Antenna Design Software

# Resonant Frequency, Bandwidth and End-Effect of a Wire-Cage Dipole Antenna

Author: R.J.Edwards G4FGQ © 14 October 2002

Each half of a cage dipole consists of a cylindrical, rectangular or triangular cage of parallel wires, the wires being connected together at their ends. The purpose of the cage is to increase the effective diameter of the antenna radiating elements. This causes an increase in capacitance and a decrease in inductance per metre of length. The characteristic impedance Zo = Sqrt(L/C) of the antenna and the equivalent L & C series tuned circuit therefore decreases. The inductive reactance is reduced and so is the Q.

As with other tuned circuits, Q = Inductive-Reactance/Resistance. In this case the resistance is the equivalent radiation resistance which is assumed to be uniformly distributed along the antenna conductor. It is equal to exactly twice the feed-point resistance.

In the analysis program you can download below, the dipole is specified by its length, cage diameter, number of wires in the cage, and wire diameter. If there are only two wires in the cage then they are spaced apart by the diameter of the imaginary cylinder and can be used to investigate the frequency and bandwidth of a folded dipole. When only one wire is present it can be given any diameter to represent rods and tubes.

Note: The computed feed-point resistance applies only to exactly resonant dipoles.

The transmit bandwidth is defined as the band between the two frequencies at which the SWR on the feed-line has risen to stated values, assuming the SWR at the band centre has been previously adjusted by some means to be 1:1.

The receiving bandwidth is defined as the band between the two frequencies at which receiver input power has fallen to 1/2 the level at the band centre. The also is described as the 3dB bandwidth. For an impedance-matched receiver, the 3dB bandwidth is 2*Fc/Q where Fc is the centre frequency and Q is the intrinsic Q of the antenna.

In practice the defined band-edges are not exactly asymmetrically disposed about the resonant frequency and the transmission line impedance is rarely such that SWR equals exactly 1:1 at the resonant frequency. Cones alternatively can terminate cage ends, but the program neglects such minor geometric details. The height above ground affects the antenna input resistance. The feed-line length and antenna tuner will affect the system bandwidth. Therefore high calculating accuracy is not needed. However, the program does show how insensitive bandwidth and resonant frequency are to relatively large changes in antenna diameter.
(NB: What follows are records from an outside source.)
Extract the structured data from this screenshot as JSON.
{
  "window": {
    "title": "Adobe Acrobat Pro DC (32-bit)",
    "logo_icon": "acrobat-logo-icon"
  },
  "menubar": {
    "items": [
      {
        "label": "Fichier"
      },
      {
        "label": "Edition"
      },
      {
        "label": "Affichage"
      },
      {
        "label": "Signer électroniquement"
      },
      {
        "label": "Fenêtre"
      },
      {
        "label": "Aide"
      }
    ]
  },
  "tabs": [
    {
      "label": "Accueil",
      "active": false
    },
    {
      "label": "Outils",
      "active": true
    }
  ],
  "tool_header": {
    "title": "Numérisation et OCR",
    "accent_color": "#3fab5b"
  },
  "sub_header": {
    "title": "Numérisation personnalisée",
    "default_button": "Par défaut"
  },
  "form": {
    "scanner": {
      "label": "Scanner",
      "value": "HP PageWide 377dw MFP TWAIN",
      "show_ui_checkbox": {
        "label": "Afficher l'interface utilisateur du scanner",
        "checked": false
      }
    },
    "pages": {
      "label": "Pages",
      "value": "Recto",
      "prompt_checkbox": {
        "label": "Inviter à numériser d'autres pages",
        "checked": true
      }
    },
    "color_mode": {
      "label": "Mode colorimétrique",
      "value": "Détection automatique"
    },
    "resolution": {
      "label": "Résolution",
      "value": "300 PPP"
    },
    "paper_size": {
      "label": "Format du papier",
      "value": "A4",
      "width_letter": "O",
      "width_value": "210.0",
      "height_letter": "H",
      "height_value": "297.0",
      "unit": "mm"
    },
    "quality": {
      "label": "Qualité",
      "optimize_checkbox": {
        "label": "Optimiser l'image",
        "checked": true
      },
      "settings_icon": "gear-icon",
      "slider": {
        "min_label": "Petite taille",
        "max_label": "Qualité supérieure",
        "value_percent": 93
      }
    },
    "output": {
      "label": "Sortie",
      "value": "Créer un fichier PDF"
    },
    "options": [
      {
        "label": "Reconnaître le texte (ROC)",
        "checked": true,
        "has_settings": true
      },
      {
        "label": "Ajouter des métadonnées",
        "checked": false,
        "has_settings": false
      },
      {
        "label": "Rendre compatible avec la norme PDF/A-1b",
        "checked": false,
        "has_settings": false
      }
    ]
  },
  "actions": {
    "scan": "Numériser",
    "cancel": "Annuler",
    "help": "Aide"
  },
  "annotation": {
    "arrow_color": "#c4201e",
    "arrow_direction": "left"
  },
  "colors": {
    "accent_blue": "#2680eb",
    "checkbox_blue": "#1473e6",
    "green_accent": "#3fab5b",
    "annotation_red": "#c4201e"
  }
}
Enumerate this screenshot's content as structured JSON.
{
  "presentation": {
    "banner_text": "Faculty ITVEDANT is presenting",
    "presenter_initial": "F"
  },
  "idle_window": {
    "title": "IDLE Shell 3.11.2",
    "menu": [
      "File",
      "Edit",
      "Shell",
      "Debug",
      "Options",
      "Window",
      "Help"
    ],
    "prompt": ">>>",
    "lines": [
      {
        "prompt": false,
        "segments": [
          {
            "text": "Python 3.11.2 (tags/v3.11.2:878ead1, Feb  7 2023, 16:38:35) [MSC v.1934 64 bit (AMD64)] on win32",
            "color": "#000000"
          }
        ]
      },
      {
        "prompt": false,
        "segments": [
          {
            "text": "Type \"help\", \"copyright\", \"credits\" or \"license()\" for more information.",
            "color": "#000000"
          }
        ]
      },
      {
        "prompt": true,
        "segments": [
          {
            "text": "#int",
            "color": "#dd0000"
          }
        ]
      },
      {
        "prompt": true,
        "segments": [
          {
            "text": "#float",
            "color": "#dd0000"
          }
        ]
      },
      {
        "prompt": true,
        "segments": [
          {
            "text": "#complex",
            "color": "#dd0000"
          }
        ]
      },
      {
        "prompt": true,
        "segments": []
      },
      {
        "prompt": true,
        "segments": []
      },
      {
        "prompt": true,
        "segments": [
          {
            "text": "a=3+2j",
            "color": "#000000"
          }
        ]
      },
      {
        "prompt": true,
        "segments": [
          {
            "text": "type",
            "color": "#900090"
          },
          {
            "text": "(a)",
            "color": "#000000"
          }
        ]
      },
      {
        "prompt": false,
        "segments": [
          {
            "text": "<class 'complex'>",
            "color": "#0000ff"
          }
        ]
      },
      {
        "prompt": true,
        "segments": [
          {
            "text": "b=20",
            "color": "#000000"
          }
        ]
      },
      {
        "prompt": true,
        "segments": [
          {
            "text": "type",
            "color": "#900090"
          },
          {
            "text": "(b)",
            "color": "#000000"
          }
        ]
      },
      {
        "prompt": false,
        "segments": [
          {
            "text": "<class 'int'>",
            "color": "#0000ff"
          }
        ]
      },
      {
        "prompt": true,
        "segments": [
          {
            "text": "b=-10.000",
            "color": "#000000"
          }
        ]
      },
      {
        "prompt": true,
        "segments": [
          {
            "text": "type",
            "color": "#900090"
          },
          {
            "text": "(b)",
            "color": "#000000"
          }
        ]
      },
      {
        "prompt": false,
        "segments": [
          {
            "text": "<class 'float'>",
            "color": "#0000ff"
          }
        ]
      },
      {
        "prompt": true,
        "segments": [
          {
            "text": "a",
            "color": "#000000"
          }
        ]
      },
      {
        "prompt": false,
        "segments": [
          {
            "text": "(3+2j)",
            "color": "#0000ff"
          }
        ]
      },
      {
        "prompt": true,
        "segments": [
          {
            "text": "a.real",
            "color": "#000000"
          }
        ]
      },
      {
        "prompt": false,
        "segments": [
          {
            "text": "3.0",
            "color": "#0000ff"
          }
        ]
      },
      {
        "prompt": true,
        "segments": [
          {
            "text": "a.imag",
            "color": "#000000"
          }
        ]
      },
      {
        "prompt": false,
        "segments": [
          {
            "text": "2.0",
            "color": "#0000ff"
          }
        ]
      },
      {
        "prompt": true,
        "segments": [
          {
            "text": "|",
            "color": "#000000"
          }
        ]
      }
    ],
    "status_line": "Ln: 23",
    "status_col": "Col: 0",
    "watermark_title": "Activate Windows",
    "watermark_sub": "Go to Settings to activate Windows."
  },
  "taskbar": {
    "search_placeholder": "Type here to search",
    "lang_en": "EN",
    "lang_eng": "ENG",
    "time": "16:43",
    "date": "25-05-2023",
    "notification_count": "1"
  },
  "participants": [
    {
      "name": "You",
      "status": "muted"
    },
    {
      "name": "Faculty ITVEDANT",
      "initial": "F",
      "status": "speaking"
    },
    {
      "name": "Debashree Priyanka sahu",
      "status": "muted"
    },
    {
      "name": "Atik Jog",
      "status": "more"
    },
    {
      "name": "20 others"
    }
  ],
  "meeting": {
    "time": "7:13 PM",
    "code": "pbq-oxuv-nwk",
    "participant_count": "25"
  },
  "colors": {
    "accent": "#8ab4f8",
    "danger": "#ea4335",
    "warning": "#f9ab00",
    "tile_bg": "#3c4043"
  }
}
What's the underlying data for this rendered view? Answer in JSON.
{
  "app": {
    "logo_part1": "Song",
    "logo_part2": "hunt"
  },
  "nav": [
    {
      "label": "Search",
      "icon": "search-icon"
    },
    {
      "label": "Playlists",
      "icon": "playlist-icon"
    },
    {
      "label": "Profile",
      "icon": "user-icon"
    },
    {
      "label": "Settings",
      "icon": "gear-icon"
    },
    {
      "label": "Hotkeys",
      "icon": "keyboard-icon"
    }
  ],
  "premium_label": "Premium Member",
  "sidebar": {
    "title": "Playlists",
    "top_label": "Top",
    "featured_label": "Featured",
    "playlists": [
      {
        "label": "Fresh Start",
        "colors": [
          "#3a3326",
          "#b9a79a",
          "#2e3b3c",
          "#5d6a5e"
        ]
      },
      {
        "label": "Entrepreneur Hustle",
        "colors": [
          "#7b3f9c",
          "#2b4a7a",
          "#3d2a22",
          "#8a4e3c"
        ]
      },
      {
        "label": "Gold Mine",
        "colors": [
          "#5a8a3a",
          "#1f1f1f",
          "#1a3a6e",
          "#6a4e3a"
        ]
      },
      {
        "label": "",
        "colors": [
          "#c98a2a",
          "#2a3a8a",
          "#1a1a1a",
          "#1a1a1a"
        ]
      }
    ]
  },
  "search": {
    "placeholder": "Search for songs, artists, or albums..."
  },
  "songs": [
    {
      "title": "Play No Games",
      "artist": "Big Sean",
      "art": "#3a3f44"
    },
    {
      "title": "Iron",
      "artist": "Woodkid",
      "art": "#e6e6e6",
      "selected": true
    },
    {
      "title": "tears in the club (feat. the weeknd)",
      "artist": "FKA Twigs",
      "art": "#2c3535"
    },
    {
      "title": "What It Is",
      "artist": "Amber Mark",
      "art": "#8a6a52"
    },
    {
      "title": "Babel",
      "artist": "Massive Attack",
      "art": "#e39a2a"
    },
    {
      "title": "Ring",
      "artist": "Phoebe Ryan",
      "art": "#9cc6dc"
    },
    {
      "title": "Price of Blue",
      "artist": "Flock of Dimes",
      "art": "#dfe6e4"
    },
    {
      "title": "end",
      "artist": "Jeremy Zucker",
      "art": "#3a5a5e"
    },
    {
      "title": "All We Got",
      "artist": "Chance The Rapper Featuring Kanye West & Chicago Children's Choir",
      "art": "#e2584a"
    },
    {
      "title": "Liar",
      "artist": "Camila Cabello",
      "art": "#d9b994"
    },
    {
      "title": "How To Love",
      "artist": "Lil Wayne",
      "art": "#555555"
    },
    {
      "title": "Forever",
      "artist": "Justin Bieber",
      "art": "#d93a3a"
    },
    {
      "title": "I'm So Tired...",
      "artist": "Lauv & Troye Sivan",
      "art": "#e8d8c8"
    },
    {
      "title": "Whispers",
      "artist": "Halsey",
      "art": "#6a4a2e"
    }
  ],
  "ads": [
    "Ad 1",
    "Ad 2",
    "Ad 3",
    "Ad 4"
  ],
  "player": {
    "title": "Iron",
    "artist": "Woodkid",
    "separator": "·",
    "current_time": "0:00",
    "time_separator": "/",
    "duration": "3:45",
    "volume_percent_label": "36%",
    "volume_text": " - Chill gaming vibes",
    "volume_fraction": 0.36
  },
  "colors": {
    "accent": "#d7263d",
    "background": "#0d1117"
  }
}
At HF, the dependence of Q and bandwidth on antenna diameter is sometimes exaggerated, but for TV and other wideband transmissions, shape and diameter are important antenna design features.